(App and web page records)
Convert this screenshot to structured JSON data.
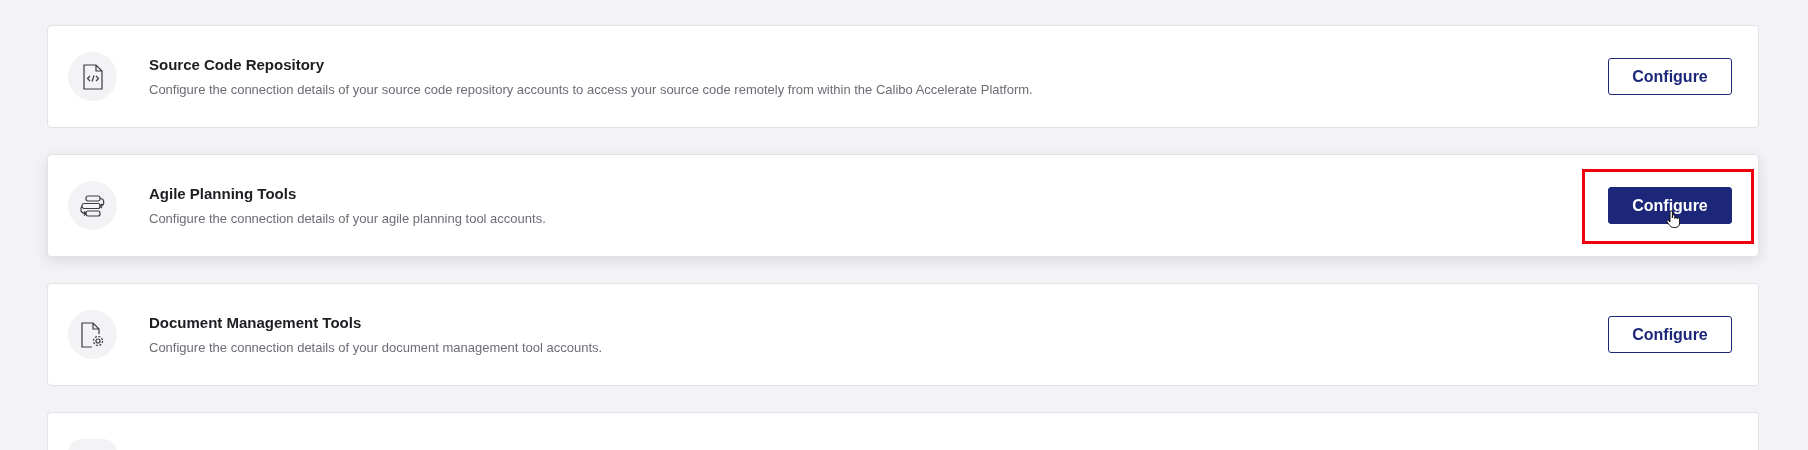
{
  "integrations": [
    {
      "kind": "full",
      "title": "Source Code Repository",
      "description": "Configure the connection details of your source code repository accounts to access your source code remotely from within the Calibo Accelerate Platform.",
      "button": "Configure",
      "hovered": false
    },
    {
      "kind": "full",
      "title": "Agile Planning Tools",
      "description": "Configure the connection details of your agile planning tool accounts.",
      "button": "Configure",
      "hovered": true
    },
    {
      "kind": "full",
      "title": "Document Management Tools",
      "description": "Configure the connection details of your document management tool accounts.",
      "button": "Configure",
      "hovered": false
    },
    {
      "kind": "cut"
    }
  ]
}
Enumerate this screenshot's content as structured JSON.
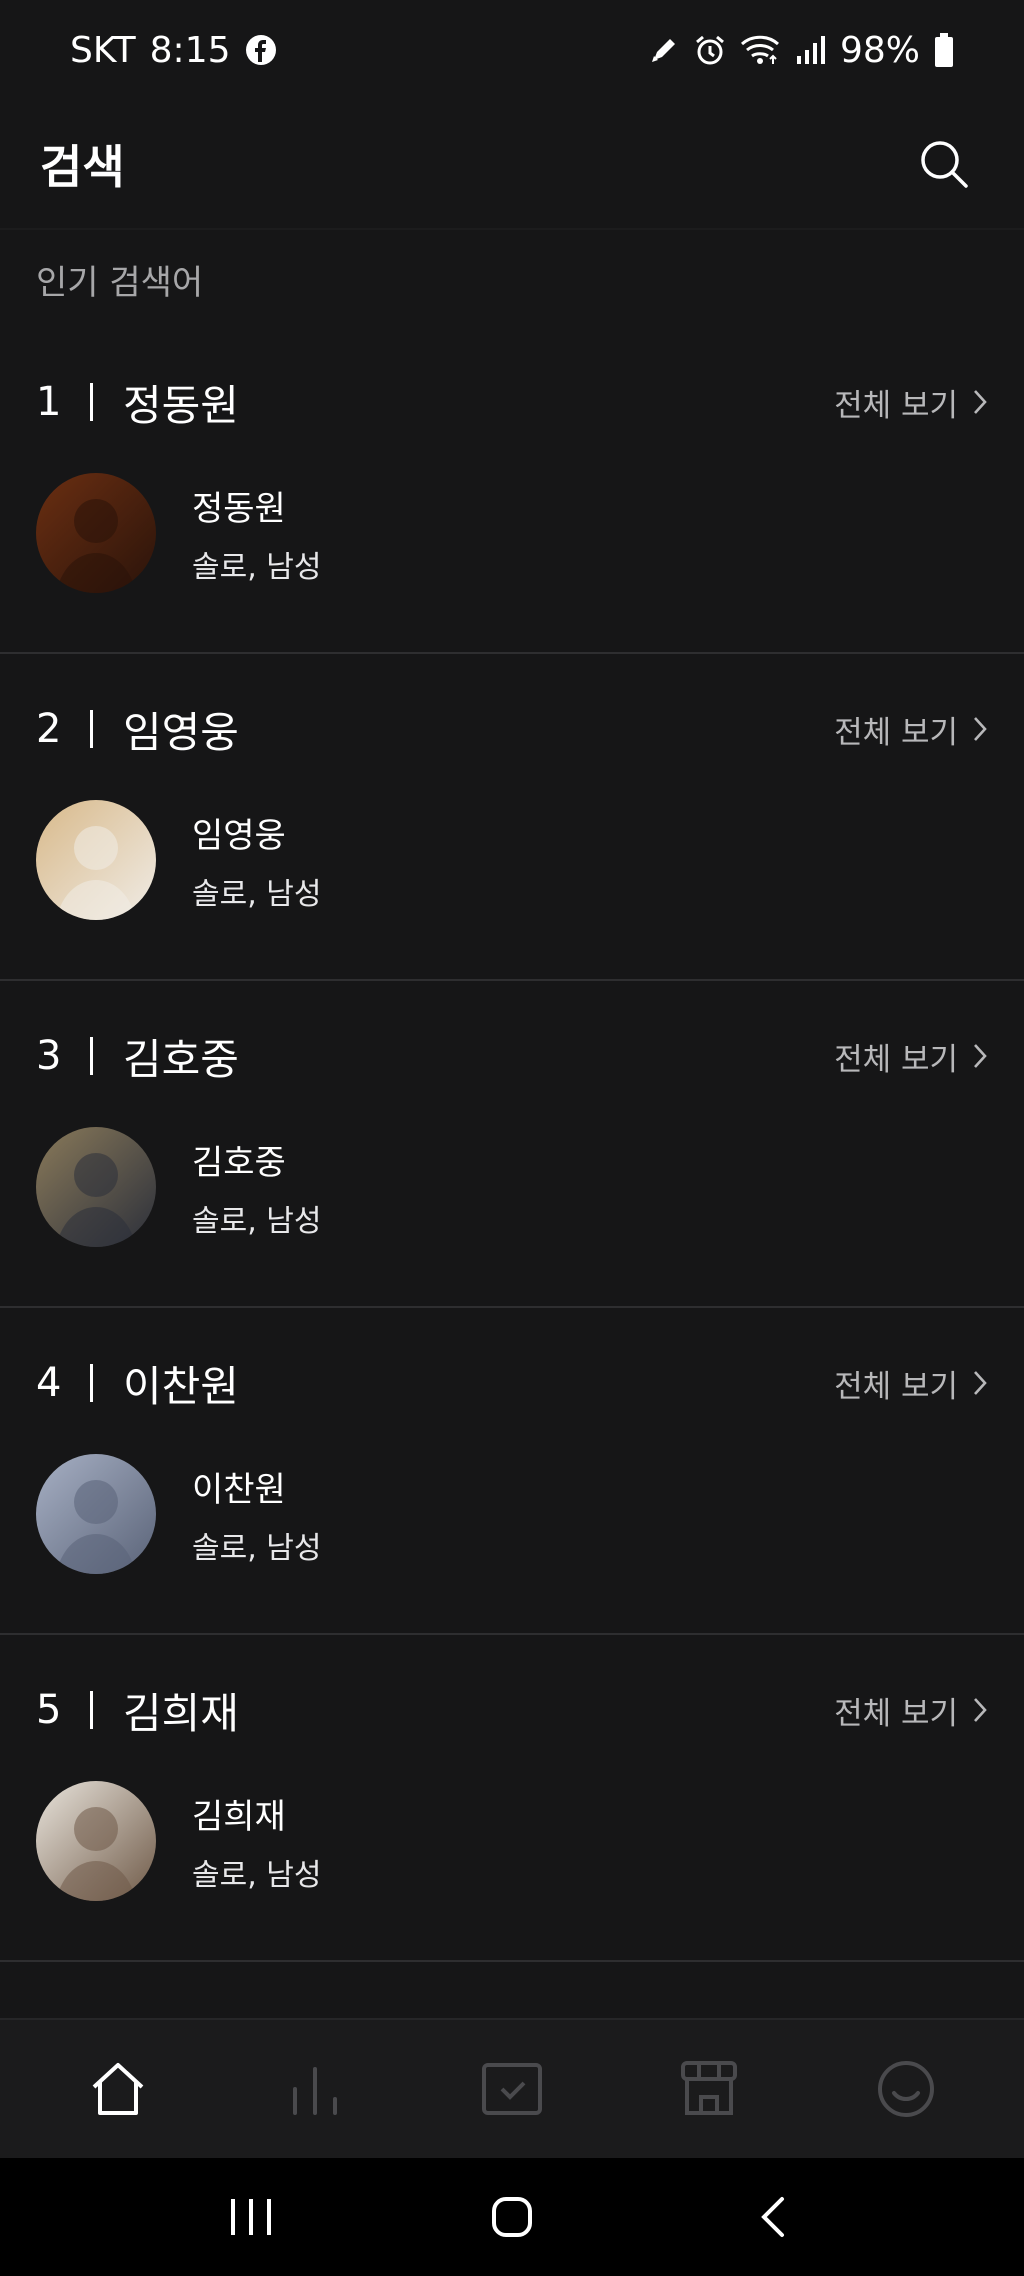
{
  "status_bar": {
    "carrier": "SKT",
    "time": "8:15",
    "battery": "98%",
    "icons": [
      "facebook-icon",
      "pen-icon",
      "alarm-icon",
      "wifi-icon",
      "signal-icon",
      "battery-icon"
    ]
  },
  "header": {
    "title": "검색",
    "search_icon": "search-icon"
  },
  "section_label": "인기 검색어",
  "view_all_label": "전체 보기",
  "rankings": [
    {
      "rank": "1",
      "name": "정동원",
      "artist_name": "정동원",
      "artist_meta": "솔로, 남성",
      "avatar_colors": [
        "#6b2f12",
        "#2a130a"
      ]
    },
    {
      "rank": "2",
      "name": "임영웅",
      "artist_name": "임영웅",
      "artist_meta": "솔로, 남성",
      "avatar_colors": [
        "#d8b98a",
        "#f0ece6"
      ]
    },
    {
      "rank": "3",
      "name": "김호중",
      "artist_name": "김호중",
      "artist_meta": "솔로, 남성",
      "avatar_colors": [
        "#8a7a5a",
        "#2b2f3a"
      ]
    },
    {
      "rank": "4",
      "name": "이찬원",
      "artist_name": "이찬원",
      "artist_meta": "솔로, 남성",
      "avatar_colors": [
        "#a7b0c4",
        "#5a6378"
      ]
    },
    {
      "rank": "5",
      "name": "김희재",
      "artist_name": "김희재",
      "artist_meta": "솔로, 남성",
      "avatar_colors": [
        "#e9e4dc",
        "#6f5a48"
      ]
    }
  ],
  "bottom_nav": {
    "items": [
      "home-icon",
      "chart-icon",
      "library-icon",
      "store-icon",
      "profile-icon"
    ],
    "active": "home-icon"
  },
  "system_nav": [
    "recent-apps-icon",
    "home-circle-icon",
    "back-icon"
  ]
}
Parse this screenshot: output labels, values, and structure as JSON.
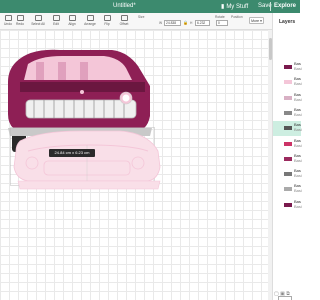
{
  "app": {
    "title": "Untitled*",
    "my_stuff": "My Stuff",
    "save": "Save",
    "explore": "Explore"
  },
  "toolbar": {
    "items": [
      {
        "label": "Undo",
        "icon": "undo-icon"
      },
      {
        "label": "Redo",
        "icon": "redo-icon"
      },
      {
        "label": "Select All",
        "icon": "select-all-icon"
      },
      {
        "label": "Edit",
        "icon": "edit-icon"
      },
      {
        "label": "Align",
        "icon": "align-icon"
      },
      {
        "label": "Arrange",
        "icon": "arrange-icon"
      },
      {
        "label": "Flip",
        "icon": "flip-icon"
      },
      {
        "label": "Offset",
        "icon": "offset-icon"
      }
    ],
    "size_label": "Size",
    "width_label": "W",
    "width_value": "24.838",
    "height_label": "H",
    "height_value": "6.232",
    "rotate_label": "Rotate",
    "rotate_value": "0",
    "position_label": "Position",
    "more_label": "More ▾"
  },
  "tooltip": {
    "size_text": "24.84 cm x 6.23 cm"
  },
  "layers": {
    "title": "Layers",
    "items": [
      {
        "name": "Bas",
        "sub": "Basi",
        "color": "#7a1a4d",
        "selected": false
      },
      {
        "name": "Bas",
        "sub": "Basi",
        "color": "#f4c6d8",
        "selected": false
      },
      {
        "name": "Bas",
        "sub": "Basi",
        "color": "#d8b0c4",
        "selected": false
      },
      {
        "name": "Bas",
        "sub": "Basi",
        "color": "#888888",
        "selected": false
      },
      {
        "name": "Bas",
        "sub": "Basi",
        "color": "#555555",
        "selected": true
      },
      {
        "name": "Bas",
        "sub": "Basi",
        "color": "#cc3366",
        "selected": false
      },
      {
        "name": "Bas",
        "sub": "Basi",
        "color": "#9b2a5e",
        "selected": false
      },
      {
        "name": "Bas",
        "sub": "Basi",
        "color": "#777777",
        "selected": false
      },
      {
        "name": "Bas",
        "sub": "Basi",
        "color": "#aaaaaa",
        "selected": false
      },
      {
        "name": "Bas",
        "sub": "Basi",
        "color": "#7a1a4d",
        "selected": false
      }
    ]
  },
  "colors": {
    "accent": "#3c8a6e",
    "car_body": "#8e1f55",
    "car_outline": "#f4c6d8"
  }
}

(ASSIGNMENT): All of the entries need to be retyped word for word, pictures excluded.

(RESPONSE):
Convert this screenshot to structured JSON data.
{
  "integrations": [
    {
      "kind": "full",
      "title": "Source Code Repository",
      "description": "Configure the connection details of your source code repository accounts to access your source code remotely from within the Calibo Accelerate Platform.",
      "button": "Configure",
      "hovered": false
    },
    {
      "kind": "full",
      "title": "Agile Planning Tools",
      "description": "Configure the connection details of your agile planning tool accounts.",
      "button": "Configure",
      "hovered": true
    },
    {
      "kind": "full",
      "title": "Document Management Tools",
      "description": "Configure the connection details of your document management tool accounts.",
      "button": "Configure",
      "hovered": false
    },
    {
      "kind": "cut"
    }
  ]
}
Enumerate this screenshot's content as structured JSON.
{
  "status_bar": {
    "carrier": "SKT",
    "time": "8:15",
    "battery": "98%",
    "icons": [
      "facebook-icon",
      "pen-icon",
      "alarm-icon",
      "wifi-icon",
      "signal-icon",
      "battery-icon"
    ]
  },
  "header": {
    "title": "검색",
    "search_icon": "search-icon"
  },
  "section_label": "인기 검색어",
  "view_all_label": "전체 보기",
  "rankings": [
    {
      "rank": "1",
      "name": "정동원",
      "artist_name": "정동원",
      "artist_meta": "솔로, 남성",
      "avatar_colors": [
        "#6b2f12",
        "#2a130a"
      ]
    },
    {
      "rank": "2",
      "name": "임영웅",
      "artist_name": "임영웅",
      "artist_meta": "솔로, 남성",
      "avatar_colors": [
        "#d8b98a",
        "#f0ece6"
      ]
    },
    {
      "rank": "3",
      "name": "김호중",
      "artist_name": "김호중",
      "artist_meta": "솔로, 남성",
      "avatar_colors": [
        "#8a7a5a",
        "#2b2f3a"
      ]
    },
    {
      "rank": "4",
      "name": "이찬원",
      "artist_name": "이찬원",
      "artist_meta": "솔로, 남성",
      "avatar_colors": [
        "#a7b0c4",
        "#5a6378"
      ]
    },
    {
      "rank": "5",
      "name": "김희재",
      "artist_name": "김희재",
      "artist_meta": "솔로, 남성",
      "avatar_colors": [
        "#e9e4dc",
        "#6f5a48"
      ]
    }
  ],
  "bottom_nav": {
    "items": [
      "home-icon",
      "chart-icon",
      "library-icon",
      "store-icon",
      "profile-icon"
    ],
    "active": "home-icon"
  },
  "system_nav": [
    "recent-apps-icon",
    "home-circle-icon",
    "back-icon"
  ]
}
Parse this screenshot: output labels, values, and structure as JSON.
{
  "app": {
    "title": "Untitled*",
    "my_stuff": "My Stuff",
    "save": "Save",
    "explore": "Explore"
  },
  "toolbar": {
    "items": [
      {
        "label": "Undo",
        "icon": "undo-icon"
      },
      {
        "label": "Redo",
        "icon": "redo-icon"
      },
      {
        "label": "Select All",
        "icon": "select-all-icon"
      },
      {
        "label": "Edit",
        "icon": "edit-icon"
      },
      {
        "label": "Align",
        "icon": "align-icon"
      },
      {
        "label": "Arrange",
        "icon": "arrange-icon"
      },
      {
        "label": "Flip",
        "icon": "flip-icon"
      },
      {
        "label": "Offset",
        "icon": "offset-icon"
      }
    ],
    "size_label": "Size",
    "width_label": "W",
    "width_value": "24.838",
    "height_label": "H",
    "height_value": "6.232",
    "rotate_label": "Rotate",
    "rotate_value": "0",
    "position_label": "Position",
    "more_label": "More ▾"
  },
  "tooltip": {
    "size_text": "24.84 cm x 6.23 cm"
  },
  "layers": {
    "title": "Layers",
    "items": [
      {
        "name": "Bas",
        "sub": "Basi",
        "color": "#7a1a4d",
        "selected": false
      },
      {
        "name": "Bas",
        "sub": "Basi",
        "color": "#f4c6d8",
        "selected": false
      },
      {
        "name": "Bas",
        "sub": "Basi",
        "color": "#d8b0c4",
        "selected": false
      },
      {
        "name": "Bas",
        "sub": "Basi",
        "color": "#888888",
        "selected": false
      },
      {
        "name": "Bas",
        "sub": "Basi",
        "color": "#555555",
        "selected": true
      },
      {
        "name": "Bas",
        "sub": "Basi",
        "color": "#cc3366",
        "selected": false
      },
      {
        "name": "Bas",
        "sub": "Basi",
        "color": "#9b2a5e",
        "selected": false
      },
      {
        "name": "Bas",
        "sub": "Basi",
        "color": "#777777",
        "selected": false
      },
      {
        "name": "Bas",
        "sub": "Basi",
        "color": "#aaaaaa",
        "selected": false
      },
      {
        "name": "Bas",
        "sub": "Basi",
        "color": "#7a1a4d",
        "selected": false
      }
    ]
  },
  "colors": {
    "accent": "#3c8a6e",
    "car_body": "#8e1f55",
    "car_outline": "#f4c6d8"
  }
}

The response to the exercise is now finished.